You want to ask yourself:

  1. What is the uniqueness my business offers?
  2. What problem will I solve for my client?
  3. How can I get my message out?

Some different types marketing outlets to consider using include:

  • Family and friends
  • Past Business Acquaintances
  • Cold Calling: telephone or door to door
  • Direct Mail
  • Advertising: Print and Media
  • Networking (something you want to constantly work at)

Social Media

When considering the use of social media here are five commandments to consider:

  1. Thou shalt understand the reach and power of the social Web – Facebook, LinkedIn, and other social networks give you cost effective access to more prospects than even before.
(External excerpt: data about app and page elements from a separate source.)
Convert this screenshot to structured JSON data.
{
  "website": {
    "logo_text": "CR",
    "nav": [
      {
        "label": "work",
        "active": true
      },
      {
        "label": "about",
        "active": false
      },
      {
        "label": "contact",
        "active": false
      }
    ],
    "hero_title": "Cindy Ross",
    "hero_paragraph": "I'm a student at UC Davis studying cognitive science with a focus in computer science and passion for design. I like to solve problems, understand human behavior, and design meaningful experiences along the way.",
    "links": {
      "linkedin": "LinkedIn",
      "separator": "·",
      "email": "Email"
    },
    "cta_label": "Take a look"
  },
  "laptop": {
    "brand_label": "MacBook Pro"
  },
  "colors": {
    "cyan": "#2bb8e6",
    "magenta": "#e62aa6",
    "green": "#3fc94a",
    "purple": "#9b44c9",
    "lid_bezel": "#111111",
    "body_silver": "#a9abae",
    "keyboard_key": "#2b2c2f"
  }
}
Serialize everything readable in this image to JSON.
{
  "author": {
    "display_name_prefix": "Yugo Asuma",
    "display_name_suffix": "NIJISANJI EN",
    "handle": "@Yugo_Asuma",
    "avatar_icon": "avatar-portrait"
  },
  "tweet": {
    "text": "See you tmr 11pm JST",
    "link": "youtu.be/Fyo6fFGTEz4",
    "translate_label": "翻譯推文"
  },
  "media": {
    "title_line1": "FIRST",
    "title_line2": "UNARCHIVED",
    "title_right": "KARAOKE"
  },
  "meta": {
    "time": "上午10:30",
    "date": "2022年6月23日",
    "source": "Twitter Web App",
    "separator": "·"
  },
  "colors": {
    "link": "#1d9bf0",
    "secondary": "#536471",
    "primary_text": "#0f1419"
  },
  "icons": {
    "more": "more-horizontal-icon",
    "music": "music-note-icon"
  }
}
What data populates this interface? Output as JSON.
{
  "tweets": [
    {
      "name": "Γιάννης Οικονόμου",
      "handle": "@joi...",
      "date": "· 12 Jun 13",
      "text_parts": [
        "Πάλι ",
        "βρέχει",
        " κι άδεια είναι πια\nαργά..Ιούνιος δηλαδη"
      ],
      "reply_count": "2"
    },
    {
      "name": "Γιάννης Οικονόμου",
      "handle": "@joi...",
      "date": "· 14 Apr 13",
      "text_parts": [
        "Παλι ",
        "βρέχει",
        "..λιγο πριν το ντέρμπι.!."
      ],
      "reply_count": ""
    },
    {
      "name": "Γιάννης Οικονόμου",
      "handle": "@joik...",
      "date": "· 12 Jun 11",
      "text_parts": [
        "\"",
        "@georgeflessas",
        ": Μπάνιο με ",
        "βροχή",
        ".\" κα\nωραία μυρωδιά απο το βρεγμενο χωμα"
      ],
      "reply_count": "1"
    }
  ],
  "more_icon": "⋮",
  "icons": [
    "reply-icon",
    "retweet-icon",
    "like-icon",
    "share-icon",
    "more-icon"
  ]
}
It also gives you a chance to share information without sending out email blasts or cold calling.
  2. Thou shalt not become a Satan of Spam – offer members helpful ideas or links.  Never spam members or use automatic friend-adding software.
  3. Thou shalt not mix business and pleasure – to avoid confusion, use a professional identity for your business.  For example, when using Facebook, set up a page that is strictly for your business, not your personal account.
  4. Thou shalt be 100 percent transparent – when using social media programs always be upfront about who you are and what you do.  Never leave a positive comment or testimonial about yourself.
  5. Thou shalt be kind to others – online communities can be vicious at times, with people feuding and spreading rumors and innuendos.  While using online sites, remember the Golden Rule, treat others, including your competitors, as you want to be treated.
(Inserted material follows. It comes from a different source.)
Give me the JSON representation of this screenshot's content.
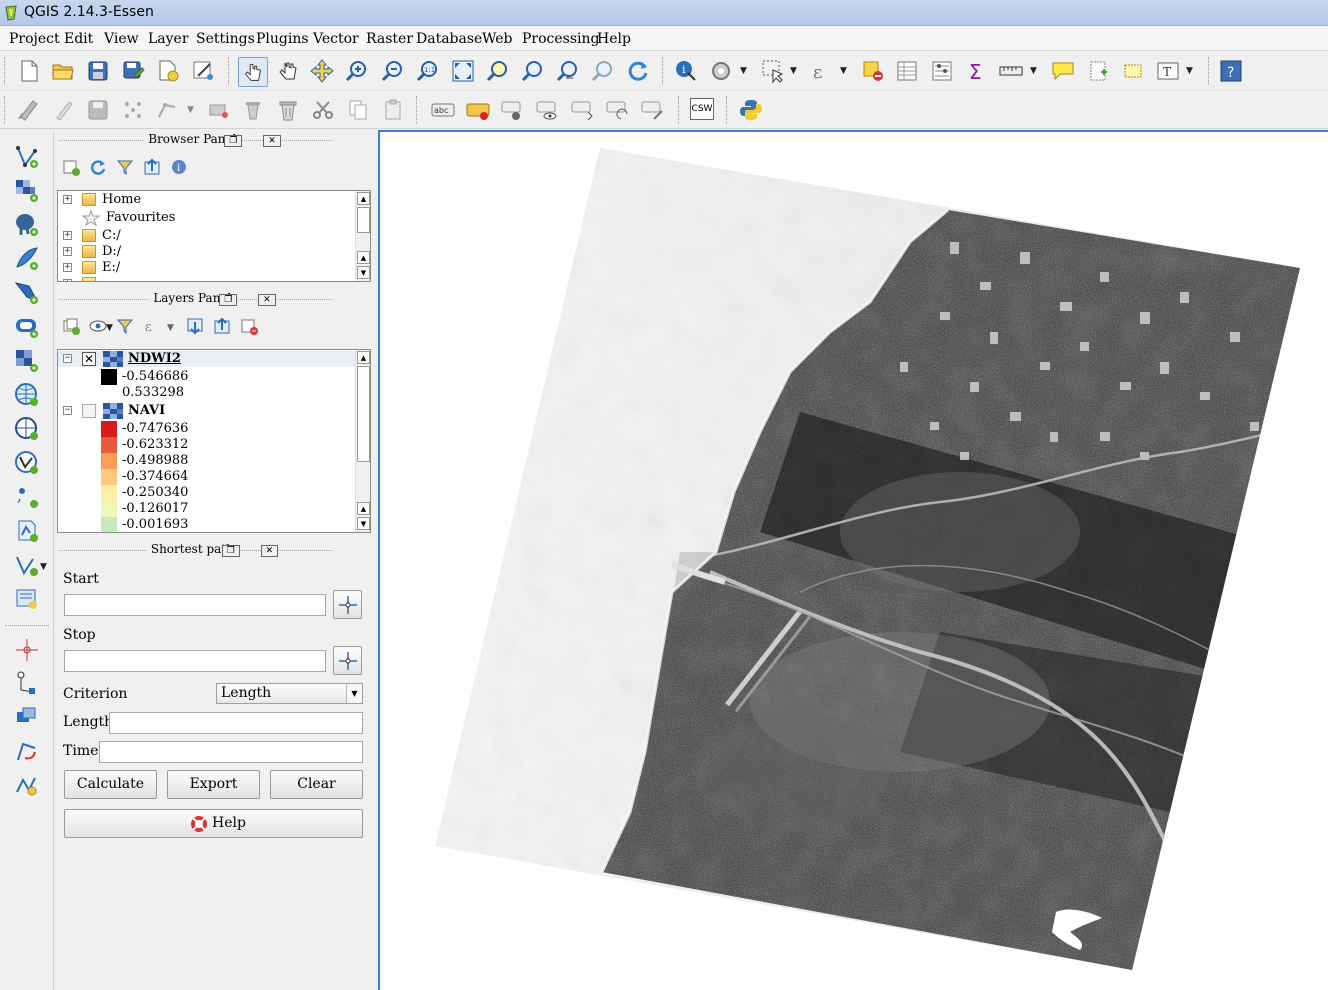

Selling a product or service is 70-80% listening.  You need to understand the right questions to ask and when you should ask them.  When trying to make a sale – be yourself, be natural, be confident, and be positive.

Sales are generally lost due to neglect of listening, lack of a trustful relationship, the client wasn’t educated enough, or you didn’t ask for the sale.

SCORE is a nonprofit organization that helps small businesses. It offers free counseling sessions, workshops, and more. To learn more about how you can get free help with your small business or to set up an appointment, visit SCORE’s website, give them a call at 732.224.2573, or find them at library counseling locations at Shrewsbury, Manalapan, Wall, and Middletown; main office at Brookdale Community College. They are also available through EMACC, SMCC, and GMCC Chambers of Commerce.